There’s no question that Tennessee Williams is one of the highest regarded and greatest playwrights in theater. He is no stranger to creating some of the most iconic characters and stories that will forever be reused and recycled in pop culture. But like any artist, unfinished gems survive long after the artist has passed. And Williams is an example of that. For three decades, the pieces of one of Williams’s unfinished full lengths, In Masks Outrageous and Austere, have been attempted to be put together. The final project can now be seen at the Culture Project. Make no mistake, there are similar themes, personalities, and ideas that encompass Masks… that make it a genuine Williams play, but this is NOT your average Tennessee Williams production.
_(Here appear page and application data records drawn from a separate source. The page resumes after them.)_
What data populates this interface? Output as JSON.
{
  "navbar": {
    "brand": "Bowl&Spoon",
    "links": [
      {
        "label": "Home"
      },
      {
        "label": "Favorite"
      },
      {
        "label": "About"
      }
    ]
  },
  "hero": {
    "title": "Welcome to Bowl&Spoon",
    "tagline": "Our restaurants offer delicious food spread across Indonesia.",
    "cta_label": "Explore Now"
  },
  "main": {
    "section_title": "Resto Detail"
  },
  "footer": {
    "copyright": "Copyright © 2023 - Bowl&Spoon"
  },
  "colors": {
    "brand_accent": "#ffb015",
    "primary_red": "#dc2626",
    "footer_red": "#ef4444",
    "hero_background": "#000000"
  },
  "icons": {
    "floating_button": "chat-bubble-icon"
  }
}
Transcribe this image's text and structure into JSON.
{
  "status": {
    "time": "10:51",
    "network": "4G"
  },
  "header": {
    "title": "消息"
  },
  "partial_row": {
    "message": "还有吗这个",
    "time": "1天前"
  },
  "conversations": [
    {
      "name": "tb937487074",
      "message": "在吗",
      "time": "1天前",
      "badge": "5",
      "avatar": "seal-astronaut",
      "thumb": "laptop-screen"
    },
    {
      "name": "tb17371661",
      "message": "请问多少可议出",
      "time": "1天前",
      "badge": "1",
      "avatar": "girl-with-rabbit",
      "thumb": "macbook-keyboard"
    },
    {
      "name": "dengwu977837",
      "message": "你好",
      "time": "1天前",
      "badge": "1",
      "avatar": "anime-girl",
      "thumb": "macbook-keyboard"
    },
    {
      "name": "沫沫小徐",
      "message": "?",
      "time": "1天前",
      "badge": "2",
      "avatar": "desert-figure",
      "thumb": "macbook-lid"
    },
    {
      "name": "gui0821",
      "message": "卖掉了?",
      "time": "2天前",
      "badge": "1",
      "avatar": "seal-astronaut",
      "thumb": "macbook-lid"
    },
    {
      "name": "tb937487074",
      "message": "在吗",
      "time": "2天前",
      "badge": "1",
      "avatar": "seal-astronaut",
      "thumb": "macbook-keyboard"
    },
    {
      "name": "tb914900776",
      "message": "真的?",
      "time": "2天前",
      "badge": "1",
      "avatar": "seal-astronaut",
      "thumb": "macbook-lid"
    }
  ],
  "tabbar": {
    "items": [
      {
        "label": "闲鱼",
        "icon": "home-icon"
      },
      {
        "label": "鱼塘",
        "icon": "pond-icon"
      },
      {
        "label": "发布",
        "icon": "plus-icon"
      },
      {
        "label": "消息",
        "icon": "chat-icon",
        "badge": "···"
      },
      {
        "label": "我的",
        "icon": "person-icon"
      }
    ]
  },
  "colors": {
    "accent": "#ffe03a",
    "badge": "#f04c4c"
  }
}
The very second you enter the theater, you begin to experience the tension and anxiety our main characters are soon to encounter. You are literally surrounded by James Noone’s pristine and sleek set on all sides with Alexander V. Nichols colorful LED lights combined with Darrell Maloney’s moving projections. Look closely at those pictures on the wall. Do they look familiar? They should. You’re being filmed. Terrifying? Absolutely. Want to add more anxiety? Three robotic men wearing identical suits and sunglasses watch us like a hawk, subtly reminding us of what we're about to see, and to turn off our cell phones. If you’re someone with major anxiety, don’t step foot inside until moments before the show begins. The anticipation may give you a heart attack. But once that door is slammed and the play is thrust into action, you learn that these uniformed Gideons are monitoring three abducted people, Babe Foxworth, an aging heiress, her young poet husband, Billy, and his even younger lover, Jerry. As they try to piece together where and why they are where they are, secrets are revealed and fights break out every which way. About halfway through the show, Billy, referring to him and his lovers, offers a line from another legendary playwright, “All the world’s a stage and we’re merely players.” Are they part of a masterpiece of theater within a certain characters mind serving as Williams’s proxy? I think so, but you’ll have to wait to find out in the end!
This place, though never located, is called “Gideon’s Point” where a cast of absurd characters waltz in and out of the scene, most of the time, still remaining in audience sight behind the plexiglass throughout the theater. While Babe, Billy, and Jerry appear to be stock characters from any Willliams play, the remaining nine characters may be Williams’s answer to absurdist theater. These characters include overdramtic neighbor of the invisible house next door, Mrs. Gorse-Bracken, played wonderfully by Alison Fraser, her retarded son Playboy who wears nothing but a raincoat, played exceptionally well by Connor Buckley, Babe’s untrustworthy maid Peg, oddly portrayed by Pamela Shaw, Peg’s new lover Joey (Christopher Halladay), and Mac and his Interpreter (Jermaine Miles and Jonathan Kim). Are you confused as to why these bizarre characters are in the same world as Babe, Jerry, and Billy? Well so are they. The legendary Shirley Knight, no stranger to performing the Williams cannon, portrays Babe with ease. Sure there are moments where you see the actress herself struggle with the words, but when she’s on, boy is she on. She offers a master class style performance where you want to see what she does next. Robert Beitzel as Billy has all the makings of a Williams character, though his accent could use some polishing. You could put him as Brick in Cat on a Hot Tin Roof and he could pull it off with ease. At first glance you have to wonder in what world would Beitzel’s Billy and Knight’s Babe be married, but when you dig into their exposition it all becomes clear. One of the best performances of the show comes from Sam Underwood as Jerry. From first interaction, it’s very clear why Billy has fallen for Jerry. Jerry doesn’t understand why he’s in this predicament and he will do anything to get himself, and his lover, out of it. Underwood shines with his conviction and ease on stage, making his character one of the only characters you have sympathy for. Though he’s well on his way, he will soon be one of those actors in very high demand.
As mentioned before, the overall design of Masks… is one of the best I have ever seen. The cohesiveness from all parties is what makes it such a success. Noone’s mirror and glass inspired headquarter allows for secrets and revelations alike that allows Nichols’s lights to create wonders. Gabriel Berry’s colorful yet sophisticated costumes are quite stunning, especially Fraser’s violet Gorse-Bracken dress. Dan Moses Schreier’s soundscape of beach sounds infused with the mechanical electronic score does wonders setting the mood for the play. And Maloney’s projections are nothing short of dramatic. David Schweizer does a nice job directing this “new” Williams play. Sure, occasionally some of his characters wander aimlessly in circles on the porch, but when they suddenly appear out of the darkness in every crevice of the set, you can’t help but think CREEPY!
If you’re a Tennessee Williams aficionado, you cannot miss In Masks Outrageous and Austere. You’ll wish you could see what a completely finished product would be, but you’ll love it nonetheless. If you walk out of the theater confused as to what you just saw, it’s probably a success.